Both of Gordon’s works, for Madeline and The Sad Park, were wise choices for this program. Intimate and reflective, yet filled with energy and expansion. Gordon wrote for Madeline as a remembrance of his mother. It blends a small ensemble against a distorted electric guitar using a slide. At times the guitar tended to drown out the rest of the ensemble with white noise, but when there was balance, the drones and beautiful timbre evoked a powerful meditative state.
The Sad Park was equally exhilarating. An amplified string quartet played this work, along with pre-recorded tapes of children explaining their own personal experiences of witnessing the horrific events of September 11, 2001. The tapes, recorded by their teacher at the time, were manipulated, distorted, and augmented across the four parts of the piece. Gordon dissects and focuses on the acoustic properties of the children’s voices, which at times had musical qualities unto themselves.

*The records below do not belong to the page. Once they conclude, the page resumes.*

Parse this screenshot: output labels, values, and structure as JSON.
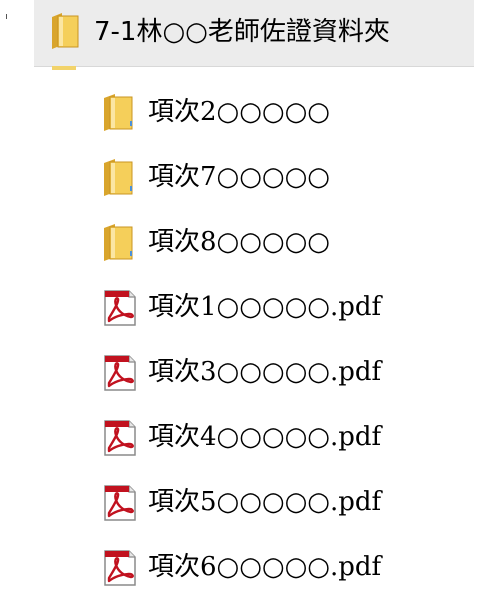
{
  "parent": {
    "label": "7-1林○○老師佐證資料夾",
    "icon": "folder-icon"
  },
  "items": [
    {
      "label": "項次2○○○○○",
      "type": "folder",
      "icon": "folder-icon"
    },
    {
      "label": "項次7○○○○○",
      "type": "folder",
      "icon": "folder-icon"
    },
    {
      "label": "項次8○○○○○",
      "type": "folder",
      "icon": "folder-icon"
    },
    {
      "label": "項次1○○○○○.pdf",
      "type": "pdf",
      "icon": "pdf-icon"
    },
    {
      "label": "項次3○○○○○.pdf",
      "type": "pdf",
      "icon": "pdf-icon"
    },
    {
      "label": "項次4○○○○○.pdf",
      "type": "pdf",
      "icon": "pdf-icon"
    },
    {
      "label": "項次5○○○○○.pdf",
      "type": "pdf",
      "icon": "pdf-icon"
    },
    {
      "label": "項次6○○○○○.pdf",
      "type": "pdf",
      "icon": "pdf-icon"
    }
  ],
  "colors": {
    "folder_body": "#f5cf5a",
    "folder_back": "#d9a52c",
    "pdf_red": "#c1121f",
    "header_bg": "#ececec"
  }
}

Michael Gordon is a composer who may not be as widely known as he should be. His music is filled with the life and energy in a diversity of genres. Yet, it is hard to pin down his style. With credentials that include being a founding member of Bang On A Can, Gordon has established a strong and unique voice within contemporary chamber music. Likewise, Hotel Elefant seems to be carving out their own niche, combining style, versatility, and quality of performance. They are well on their way to becoming a resounding force in the new music world.